Instructions to follow: Every line holding the string "text" should be copied from the listing.

>>

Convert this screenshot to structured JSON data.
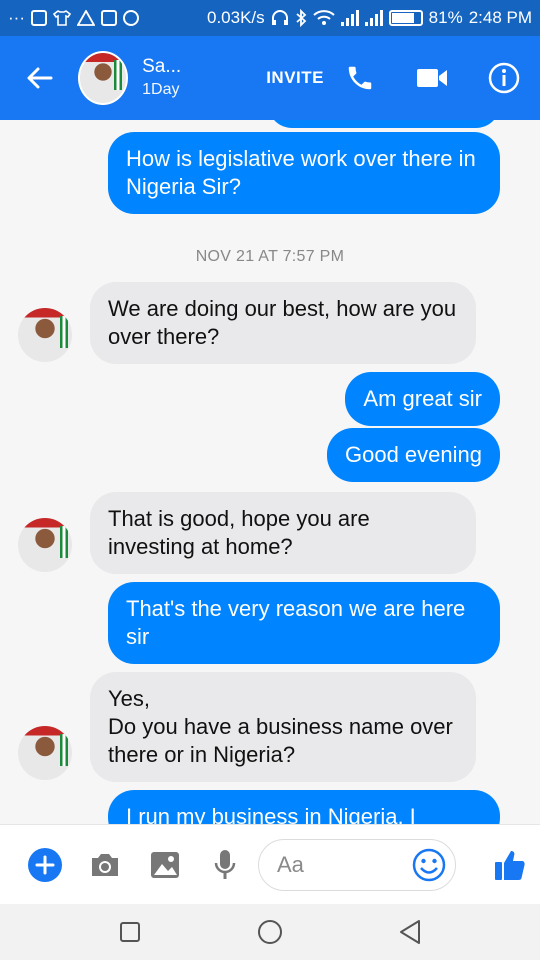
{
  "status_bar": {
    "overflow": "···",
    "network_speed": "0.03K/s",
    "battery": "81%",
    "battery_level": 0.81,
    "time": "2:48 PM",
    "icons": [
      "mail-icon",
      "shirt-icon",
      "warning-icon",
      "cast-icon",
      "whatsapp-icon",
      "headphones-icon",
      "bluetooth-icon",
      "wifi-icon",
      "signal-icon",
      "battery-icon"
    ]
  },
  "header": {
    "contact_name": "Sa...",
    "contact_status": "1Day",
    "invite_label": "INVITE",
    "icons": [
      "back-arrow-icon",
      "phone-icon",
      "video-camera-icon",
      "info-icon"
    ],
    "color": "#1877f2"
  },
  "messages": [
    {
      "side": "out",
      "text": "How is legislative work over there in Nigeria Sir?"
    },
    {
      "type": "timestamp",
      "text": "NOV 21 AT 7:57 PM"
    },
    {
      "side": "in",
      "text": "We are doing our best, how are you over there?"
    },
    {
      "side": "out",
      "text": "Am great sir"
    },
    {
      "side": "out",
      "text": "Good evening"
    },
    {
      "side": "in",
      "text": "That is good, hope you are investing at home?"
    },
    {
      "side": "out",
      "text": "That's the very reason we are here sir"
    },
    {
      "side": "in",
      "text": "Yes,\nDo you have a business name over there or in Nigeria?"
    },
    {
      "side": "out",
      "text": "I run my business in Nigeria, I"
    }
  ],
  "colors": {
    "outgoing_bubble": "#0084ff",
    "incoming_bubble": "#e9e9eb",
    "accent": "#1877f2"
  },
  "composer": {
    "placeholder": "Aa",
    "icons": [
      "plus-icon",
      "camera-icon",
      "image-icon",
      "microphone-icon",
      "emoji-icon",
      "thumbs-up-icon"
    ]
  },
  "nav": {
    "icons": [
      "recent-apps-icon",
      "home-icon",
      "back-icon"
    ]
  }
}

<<

Expected output:
      "text": "How is legislative work over there in Nigeria Sir?"
      "text": "NOV 21 AT 7:57 PM"
      "text": "We are doing our best, how are you over there?"
      "text": "Am great sir"
      "text": "Good evening"
      "text": "That is good, hope you are investing at home?"
      "text": "That's the very reason we are here sir"
      "text": "Yes,\nDo you have a business name over there or in Nigeria?"
      "text": "I run my business in Nigeria, I"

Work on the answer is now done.